What you should do = Each line of the records needs to come back exactly as written.

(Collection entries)
================================

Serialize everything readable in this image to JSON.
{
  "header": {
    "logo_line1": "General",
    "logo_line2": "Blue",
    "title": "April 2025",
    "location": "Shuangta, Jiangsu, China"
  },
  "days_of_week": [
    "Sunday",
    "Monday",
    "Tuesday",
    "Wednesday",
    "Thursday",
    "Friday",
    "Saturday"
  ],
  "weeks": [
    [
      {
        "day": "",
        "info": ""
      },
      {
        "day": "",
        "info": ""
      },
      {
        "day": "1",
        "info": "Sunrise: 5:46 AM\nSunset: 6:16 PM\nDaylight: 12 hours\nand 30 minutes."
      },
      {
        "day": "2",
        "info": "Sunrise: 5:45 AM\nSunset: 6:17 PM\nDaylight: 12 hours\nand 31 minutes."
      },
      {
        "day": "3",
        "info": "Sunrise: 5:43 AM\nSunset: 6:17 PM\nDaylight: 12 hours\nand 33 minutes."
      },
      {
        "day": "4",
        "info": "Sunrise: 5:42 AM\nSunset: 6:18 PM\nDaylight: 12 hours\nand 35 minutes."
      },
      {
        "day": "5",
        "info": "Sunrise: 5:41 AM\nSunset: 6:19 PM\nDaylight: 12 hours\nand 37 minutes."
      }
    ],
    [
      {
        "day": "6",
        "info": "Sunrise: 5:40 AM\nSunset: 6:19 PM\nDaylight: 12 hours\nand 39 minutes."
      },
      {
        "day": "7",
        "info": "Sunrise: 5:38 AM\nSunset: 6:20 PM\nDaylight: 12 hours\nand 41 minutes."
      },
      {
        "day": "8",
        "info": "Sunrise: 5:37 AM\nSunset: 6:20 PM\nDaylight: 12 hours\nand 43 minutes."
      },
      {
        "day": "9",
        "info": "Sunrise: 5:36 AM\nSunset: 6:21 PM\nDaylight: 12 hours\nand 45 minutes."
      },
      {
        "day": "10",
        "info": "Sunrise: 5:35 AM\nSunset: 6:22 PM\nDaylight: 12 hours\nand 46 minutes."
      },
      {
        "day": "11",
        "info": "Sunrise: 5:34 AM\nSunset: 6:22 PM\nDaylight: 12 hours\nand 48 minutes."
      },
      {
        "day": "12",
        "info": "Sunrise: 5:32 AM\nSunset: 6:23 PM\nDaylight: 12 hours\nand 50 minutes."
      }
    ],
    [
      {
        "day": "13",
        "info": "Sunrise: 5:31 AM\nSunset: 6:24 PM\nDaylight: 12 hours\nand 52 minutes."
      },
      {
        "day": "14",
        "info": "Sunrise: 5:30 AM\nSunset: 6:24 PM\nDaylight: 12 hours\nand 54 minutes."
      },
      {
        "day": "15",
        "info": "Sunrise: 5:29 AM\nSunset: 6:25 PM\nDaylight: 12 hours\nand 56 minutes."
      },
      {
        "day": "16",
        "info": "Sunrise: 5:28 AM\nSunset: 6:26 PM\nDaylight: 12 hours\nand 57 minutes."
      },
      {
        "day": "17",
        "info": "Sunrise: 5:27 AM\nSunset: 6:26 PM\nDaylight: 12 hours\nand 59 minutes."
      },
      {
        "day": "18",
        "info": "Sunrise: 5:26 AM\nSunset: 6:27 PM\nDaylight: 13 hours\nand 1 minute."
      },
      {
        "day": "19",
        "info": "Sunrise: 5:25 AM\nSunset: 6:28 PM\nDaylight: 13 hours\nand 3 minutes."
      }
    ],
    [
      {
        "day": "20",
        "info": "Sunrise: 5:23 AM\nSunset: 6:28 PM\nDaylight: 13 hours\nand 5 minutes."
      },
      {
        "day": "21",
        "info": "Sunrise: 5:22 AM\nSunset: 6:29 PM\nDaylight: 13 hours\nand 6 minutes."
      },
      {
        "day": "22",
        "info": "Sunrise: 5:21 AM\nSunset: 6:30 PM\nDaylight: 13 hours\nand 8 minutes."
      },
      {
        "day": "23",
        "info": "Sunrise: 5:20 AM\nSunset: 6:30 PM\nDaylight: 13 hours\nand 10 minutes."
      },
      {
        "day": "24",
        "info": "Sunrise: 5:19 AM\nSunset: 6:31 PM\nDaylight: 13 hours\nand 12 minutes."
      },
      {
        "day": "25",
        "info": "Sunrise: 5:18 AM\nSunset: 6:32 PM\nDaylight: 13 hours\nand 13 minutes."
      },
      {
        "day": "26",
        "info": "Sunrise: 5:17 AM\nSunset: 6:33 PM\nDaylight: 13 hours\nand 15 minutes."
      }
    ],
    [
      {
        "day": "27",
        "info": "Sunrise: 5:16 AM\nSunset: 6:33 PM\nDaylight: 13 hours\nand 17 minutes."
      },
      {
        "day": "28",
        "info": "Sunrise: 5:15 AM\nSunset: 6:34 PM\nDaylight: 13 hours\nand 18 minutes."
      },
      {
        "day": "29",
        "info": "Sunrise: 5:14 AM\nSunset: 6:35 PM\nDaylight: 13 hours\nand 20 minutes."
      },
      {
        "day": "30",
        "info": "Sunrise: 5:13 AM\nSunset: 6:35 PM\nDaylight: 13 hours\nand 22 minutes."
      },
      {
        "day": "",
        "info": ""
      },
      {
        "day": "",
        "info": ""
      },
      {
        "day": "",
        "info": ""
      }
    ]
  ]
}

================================

Exercise response =
Serialize everything readable in this image to JSON.
{
  "header": {
    "logo_line1": "General",
    "logo_line2": "Blue",
    "title": "April 2025",
    "location": "Shuangta, Jiangsu, China"
  },
  "days_of_week": [
    "Sunday",
    "Monday",
    "Tuesday",
    "Wednesday",
    "Thursday",
    "Friday",
    "Saturday"
  ],
  "weeks": [
    [
      {
        "day": "",
        "info": ""
      },
      {
        "day": "",
        "info": ""
      },
      {
        "day": "1",
        "info": "Sunrise: 5:46 AM\nSunset: 6:16 PM\nDaylight: 12 hours\nand 30 minutes."
      },
      {
        "day": "2",
        "info": "Sunrise: 5:45 AM\nSunset: 6:17 PM\nDaylight: 12 hours\nand 31 minutes."
      },
      {
        "day": "3",
        "info": "Sunrise: 5:43 AM\nSunset: 6:17 PM\nDaylight: 12 hours\nand 33 minutes."
      },
      {
        "day": "4",
        "info": "Sunrise: 5:42 AM\nSunset: 6:18 PM\nDaylight: 12 hours\nand 35 minutes."
      },
      {
        "day": "5",
        "info": "Sunrise: 5:41 AM\nSunset: 6:19 PM\nDaylight: 12 hours\nand 37 minutes."
      }
    ],
    [
      {
        "day": "6",
        "info": "Sunrise: 5:40 AM\nSunset: 6:19 PM\nDaylight: 12 hours\nand 39 minutes."
      },
      {
        "day": "7",
        "info": "Sunrise: 5:38 AM\nSunset: 6:20 PM\nDaylight: 12 hours\nand 41 minutes."
      },
      {
        "day": "8",
        "info": "Sunrise: 5:37 AM\nSunset: 6:20 PM\nDaylight: 12 hours\nand 43 minutes."
      },
      {
        "day": "9",
        "info": "Sunrise: 5:36 AM\nSunset: 6:21 PM\nDaylight: 12 hours\nand 45 minutes."
      },
      {
        "day": "10",
        "info": "Sunrise: 5:35 AM\nSunset: 6:22 PM\nDaylight: 12 hours\nand 46 minutes."
      },
      {
        "day": "11",
        "info": "Sunrise: 5:34 AM\nSunset: 6:22 PM\nDaylight: 12 hours\nand 48 minutes."
      },
      {
        "day": "12",
        "info": "Sunrise: 5:32 AM\nSunset: 6:23 PM\nDaylight: 12 hours\nand 50 minutes."
      }
    ],
    [
      {
        "day": "13",
        "info": "Sunrise: 5:31 AM\nSunset: 6:24 PM\nDaylight: 12 hours\nand 52 minutes."
      },
      {
        "day": "14",
        "info": "Sunrise: 5:30 AM\nSunset: 6:24 PM\nDaylight: 12 hours\nand 54 minutes."
      },
      {
        "day": "15",
        "info": "Sunrise: 5:29 AM\nSunset: 6:25 PM\nDaylight: 12 hours\nand 56 minutes."
      },
      {
        "day": "16",
        "info": "Sunrise: 5:28 AM\nSunset: 6:26 PM\nDaylight: 12 hours\nand 57 minutes."
      },
      {
        "day": "17",
        "info": "Sunrise: 5:27 AM\nSunset: 6:26 PM\nDaylight: 12 hours\nand 59 minutes."
      },
      {
        "day": "18",
        "info": "Sunrise: 5:26 AM\nSunset: 6:27 PM\nDaylight: 13 hours\nand 1 minute."
      },
      {
        "day": "19",
        "info": "Sunrise: 5:25 AM\nSunset: 6:28 PM\nDaylight: 13 hours\nand 3 minutes."
      }
    ],
    [
      {
        "day": "20",
        "info": "Sunrise: 5:23 AM\nSunset: 6:28 PM\nDaylight: 13 hours\nand 5 minutes."
      },
      {
        "day": "21",
        "info": "Sunrise: 5:22 AM\nSunset: 6:29 PM\nDaylight: 13 hours\nand 6 minutes."
      },
      {
        "day": "22",
        "info": "Sunrise: 5:21 AM\nSunset: 6:30 PM\nDaylight: 13 hours\nand 8 minutes."
      },
      {
        "day": "23",
        "info": "Sunrise: 5:20 AM\nSunset: 6:30 PM\nDaylight: 13 hours\nand 10 minutes."
      },
      {
        "day": "24",
        "info": "Sunrise: 5:19 AM\nSunset: 6:31 PM\nDaylight: 13 hours\nand 12 minutes."
      },
      {
        "day": "25",
        "info": "Sunrise: 5:18 AM\nSunset: 6:32 PM\nDaylight: 13 hours\nand 13 minutes."
      },
      {
        "day": "26",
        "info": "Sunrise: 5:17 AM\nSunset: 6:33 PM\nDaylight: 13 hours\nand 15 minutes."
      }
    ],
    [
      {
        "day": "27",
        "info": "Sunrise: 5:16 AM\nSunset: 6:33 PM\nDaylight: 13 hours\nand 17 minutes."
      },
      {
        "day": "28",
        "info": "Sunrise: 5:15 AM\nSunset: 6:34 PM\nDaylight: 13 hours\nand 18 minutes."
      },
      {
        "day": "29",
        "info": "Sunrise: 5:14 AM\nSunset: 6:35 PM\nDaylight: 13 hours\nand 20 minutes."
      },
      {
        "day": "30",
        "info": "Sunrise: 5:13 AM\nSunset: 6:35 PM\nDaylight: 13 hours\nand 22 minutes."
      },
      {
        "day": "",
        "info": ""
      },
      {
        "day": "",
        "info": ""
      },
      {
        "day": "",
        "info": ""
      }
    ]
  ]
}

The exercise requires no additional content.